Re: SCO's case against IBM (and Linux) just got weaker
From: Bill Unruh (unruh_at_string.physics.ubc.ca)
Date: Mon, 9 Feb 2004 22:46:12 +0000 (UTC)
"Kurt" <firstname.lastname@example.org> writes:
]> 4. We need the latest AIX source code to perform the comparison.
]Well thats absurd.
]SCO "own" SYS V code - although they are only just once licensee to it,
]they can protect the value of that license.
They claim that the copyright was transfered to them, and thus the
copyright to the code belongs to them.
]AIX contains SYS V code - IBM has a license to SYS V , so IBM release
]binaries based on SYS V, but not the source code.
Yes, but according to SCO, that license was terminated by SCO and IBM is
thus not allowed to use any code derived from that licensed code
anymore. It was terminated according to SCO because IBM released some of
the code as public code in code they wrote for Linux. Why SCO would need
the AIX code to look at what is linux is obscure. And why they would
claim that some of the linux code is hidden is even more obscure.
]But wy would later versions of AIX contain any extra SYS V code ?
]SYS V is such old technology.
Now technologies are usually built on old technologies. If it is it is
derived from the old code and shares the copyright of the old code.
Ie, if you use Bind 8 and rewrite portions by changing bind 8 then your
code is derived from bind 8 and must satisfy the license conditions of
]The copyright breaches are meant to be limited to only a very short list of
]They arent looking for entire slabs of code here.
Yes, they claim that there are huge slabs. They just have not found them
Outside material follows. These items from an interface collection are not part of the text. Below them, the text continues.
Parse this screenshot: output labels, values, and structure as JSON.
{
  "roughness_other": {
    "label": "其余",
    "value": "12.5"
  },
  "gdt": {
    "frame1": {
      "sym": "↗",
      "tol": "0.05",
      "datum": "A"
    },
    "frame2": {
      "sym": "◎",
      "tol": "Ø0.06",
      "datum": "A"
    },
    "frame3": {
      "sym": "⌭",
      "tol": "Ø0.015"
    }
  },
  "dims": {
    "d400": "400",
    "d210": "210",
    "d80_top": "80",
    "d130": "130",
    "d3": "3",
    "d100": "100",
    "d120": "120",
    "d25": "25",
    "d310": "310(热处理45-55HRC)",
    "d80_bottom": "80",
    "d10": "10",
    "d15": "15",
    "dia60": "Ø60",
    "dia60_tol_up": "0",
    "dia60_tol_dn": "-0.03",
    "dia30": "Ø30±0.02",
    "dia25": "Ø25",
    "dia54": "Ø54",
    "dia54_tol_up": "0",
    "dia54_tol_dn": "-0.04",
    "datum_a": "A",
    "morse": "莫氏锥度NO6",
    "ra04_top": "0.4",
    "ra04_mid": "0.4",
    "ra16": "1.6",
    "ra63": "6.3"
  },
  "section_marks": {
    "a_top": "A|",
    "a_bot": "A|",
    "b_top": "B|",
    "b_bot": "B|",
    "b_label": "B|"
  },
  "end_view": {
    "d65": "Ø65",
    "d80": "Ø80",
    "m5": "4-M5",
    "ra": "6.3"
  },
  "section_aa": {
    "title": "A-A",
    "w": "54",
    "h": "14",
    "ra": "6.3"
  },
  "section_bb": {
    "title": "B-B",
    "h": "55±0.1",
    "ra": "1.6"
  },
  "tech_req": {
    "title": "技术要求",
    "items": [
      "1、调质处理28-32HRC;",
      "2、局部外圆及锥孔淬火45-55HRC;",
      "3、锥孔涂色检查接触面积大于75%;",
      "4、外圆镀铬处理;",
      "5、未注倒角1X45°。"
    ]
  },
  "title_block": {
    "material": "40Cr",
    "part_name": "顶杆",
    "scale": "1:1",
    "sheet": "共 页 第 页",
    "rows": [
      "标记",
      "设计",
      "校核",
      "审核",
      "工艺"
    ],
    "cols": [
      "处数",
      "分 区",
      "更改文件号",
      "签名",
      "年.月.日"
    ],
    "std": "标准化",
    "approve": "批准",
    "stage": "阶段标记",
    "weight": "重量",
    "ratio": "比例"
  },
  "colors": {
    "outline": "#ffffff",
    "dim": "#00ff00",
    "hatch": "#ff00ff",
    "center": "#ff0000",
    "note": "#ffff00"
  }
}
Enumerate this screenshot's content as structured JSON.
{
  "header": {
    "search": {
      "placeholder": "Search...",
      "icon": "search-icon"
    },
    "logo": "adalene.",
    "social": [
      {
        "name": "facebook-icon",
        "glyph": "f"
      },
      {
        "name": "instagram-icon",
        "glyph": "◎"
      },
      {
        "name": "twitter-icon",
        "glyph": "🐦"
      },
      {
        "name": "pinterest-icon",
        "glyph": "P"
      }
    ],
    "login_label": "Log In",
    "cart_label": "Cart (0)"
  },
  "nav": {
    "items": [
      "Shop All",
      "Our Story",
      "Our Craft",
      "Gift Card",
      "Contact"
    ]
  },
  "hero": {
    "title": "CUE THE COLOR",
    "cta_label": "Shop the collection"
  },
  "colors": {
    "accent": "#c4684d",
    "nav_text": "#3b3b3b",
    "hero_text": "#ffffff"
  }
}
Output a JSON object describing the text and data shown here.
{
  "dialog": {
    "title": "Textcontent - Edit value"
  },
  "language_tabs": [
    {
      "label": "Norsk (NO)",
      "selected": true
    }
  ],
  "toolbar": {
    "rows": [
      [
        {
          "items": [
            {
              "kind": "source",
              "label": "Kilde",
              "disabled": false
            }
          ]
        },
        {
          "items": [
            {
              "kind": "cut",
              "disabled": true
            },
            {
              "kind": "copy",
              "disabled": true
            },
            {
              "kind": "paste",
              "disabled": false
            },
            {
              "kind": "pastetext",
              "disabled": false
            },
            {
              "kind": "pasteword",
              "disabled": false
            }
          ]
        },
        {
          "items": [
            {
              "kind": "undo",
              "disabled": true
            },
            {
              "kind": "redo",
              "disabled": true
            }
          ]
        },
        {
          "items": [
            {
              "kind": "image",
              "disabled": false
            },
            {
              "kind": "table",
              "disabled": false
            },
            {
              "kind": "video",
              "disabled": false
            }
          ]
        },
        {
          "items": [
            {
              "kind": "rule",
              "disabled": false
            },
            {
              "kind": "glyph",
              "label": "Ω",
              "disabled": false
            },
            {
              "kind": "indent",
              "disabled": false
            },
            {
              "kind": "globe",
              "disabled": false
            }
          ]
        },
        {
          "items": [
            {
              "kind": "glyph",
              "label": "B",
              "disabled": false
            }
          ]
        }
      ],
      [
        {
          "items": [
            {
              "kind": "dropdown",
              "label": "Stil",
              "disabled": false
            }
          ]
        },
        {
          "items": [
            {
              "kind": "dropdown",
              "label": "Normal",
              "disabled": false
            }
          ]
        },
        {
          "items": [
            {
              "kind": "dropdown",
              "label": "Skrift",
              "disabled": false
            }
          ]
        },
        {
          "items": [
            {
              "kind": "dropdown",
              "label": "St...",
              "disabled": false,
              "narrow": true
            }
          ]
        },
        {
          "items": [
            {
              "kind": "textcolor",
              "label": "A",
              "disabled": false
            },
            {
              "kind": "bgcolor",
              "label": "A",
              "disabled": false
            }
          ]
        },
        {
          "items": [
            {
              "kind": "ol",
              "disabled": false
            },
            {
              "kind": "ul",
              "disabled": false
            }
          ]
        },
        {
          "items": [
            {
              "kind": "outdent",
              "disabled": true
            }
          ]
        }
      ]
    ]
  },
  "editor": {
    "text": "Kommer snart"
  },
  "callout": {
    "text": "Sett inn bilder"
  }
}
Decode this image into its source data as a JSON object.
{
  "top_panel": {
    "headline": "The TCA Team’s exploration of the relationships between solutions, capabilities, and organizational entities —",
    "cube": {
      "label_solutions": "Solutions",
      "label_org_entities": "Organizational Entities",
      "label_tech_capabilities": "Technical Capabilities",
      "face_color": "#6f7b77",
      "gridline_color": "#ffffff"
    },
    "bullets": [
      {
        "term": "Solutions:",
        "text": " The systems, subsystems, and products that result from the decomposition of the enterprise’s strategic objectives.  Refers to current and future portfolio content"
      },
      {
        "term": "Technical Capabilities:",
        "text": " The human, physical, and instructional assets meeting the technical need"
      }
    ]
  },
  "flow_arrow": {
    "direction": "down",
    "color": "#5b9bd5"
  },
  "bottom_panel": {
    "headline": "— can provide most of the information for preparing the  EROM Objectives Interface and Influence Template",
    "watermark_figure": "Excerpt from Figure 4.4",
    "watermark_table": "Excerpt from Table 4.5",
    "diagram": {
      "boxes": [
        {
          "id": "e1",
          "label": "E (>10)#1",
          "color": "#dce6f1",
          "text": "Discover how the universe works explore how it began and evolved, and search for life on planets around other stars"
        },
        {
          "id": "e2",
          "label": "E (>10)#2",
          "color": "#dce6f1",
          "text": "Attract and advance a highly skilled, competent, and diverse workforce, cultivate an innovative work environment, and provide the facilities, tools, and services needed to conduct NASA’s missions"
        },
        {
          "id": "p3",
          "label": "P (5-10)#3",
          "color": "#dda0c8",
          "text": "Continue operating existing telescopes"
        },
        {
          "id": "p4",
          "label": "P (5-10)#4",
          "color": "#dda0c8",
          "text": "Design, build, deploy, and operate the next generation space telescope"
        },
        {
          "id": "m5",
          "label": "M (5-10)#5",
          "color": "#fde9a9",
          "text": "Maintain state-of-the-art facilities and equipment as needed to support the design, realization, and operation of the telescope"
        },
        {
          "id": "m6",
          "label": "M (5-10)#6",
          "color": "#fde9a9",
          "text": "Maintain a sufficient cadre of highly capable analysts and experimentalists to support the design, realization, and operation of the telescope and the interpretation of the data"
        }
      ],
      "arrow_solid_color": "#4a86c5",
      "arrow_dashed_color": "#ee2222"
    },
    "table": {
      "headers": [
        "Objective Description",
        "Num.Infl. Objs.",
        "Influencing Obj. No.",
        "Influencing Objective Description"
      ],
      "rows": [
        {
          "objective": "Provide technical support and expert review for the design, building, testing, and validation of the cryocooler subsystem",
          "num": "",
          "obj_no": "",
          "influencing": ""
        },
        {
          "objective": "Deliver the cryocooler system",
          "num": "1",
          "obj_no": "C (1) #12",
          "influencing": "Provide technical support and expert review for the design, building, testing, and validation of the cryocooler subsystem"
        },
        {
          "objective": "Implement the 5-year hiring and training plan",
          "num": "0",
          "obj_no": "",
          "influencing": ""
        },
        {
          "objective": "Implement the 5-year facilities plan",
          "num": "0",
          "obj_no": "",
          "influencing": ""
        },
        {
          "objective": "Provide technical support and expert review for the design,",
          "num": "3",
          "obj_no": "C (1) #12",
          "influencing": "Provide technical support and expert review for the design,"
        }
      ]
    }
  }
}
]SCO are wanting to prove IBM was responsible for a copyright breach, as well
]as to prove that Linux contains copyrighted code.
]The copyright breach is so trivial and so easily fixed , and besides they
]wont get a payout.
No. They claim that IBM took SysV and rewrote it for use in AIX. They
then took that code from AIX and rewrote it for Linux. But if that is
what happened then the Linux code is derived from the SysV code and
shares in teh copyright of the SysV code. They claim that there are huge
bunches of linux (all the smp stuff has been mentioned), but that they
need to look at AIX to follow up the forensic trail to show that the
code came from SCO proprietary stuff, went into AIX, got changed through
generations of AIX versions, and finally went out, greatly changed, into
Linux. But is A->B->C->D->E....->Z where at each step the code is just a
changed version of the previous one (rather than independently invented
or created) then Z is a derivative work of A no matter how Z is changed
so as to be unrecognizable in its derivation from A. Thus they demand to
see all AIX code from the beginning so that they can trace this chain of
derivation. That is their theory.
Now at what point such a chain breaks is I think legally unclear. But
the judge seems to be saying "Horseshit-- I will only consider Z as
derived from A if Z shares substantial similarity with A"
So SCO should by looking at the end result, Z-- whichis open source
Linux-- be able to say which sections are similar enough to Ai (SCO
claimed code) for a case to proceed.
]they want to make IBM responsible so that the court may then decide that
]SCO 'owns' Linux.
SCO will never own linux. At best SCO would show that they were damaged
by the inclusion of their code in Linux and ask for damages.
Their theory is that if they show that Linux contains proprietary code,
they can then ask all the users of linux for damages, a theory I do not
think any court has ever upheld (they do not award damages against
innocent third parties). Linux would then be forced to change the
infringing code, or cease distribution.
]Why would anyone pay for a license fee to SCO for linux ? SCO owns 0.001%
]of linux, so if the license fee for SCO's bit was $1000, then linux must be
]worth $1,000,000 per machine.
That is simply protection money. In the past people went around to
businesses and said "If you do not pay us, you might find mysterious
fires breaking out on your premises." SCO says "If you do not pay up, we
may sue you, as we are entitled to do" Now their chance of winning the
suit are zero, but the cost to the business of defending against the
suit could be very high. So you pay the protection money.
That seems to be the theory.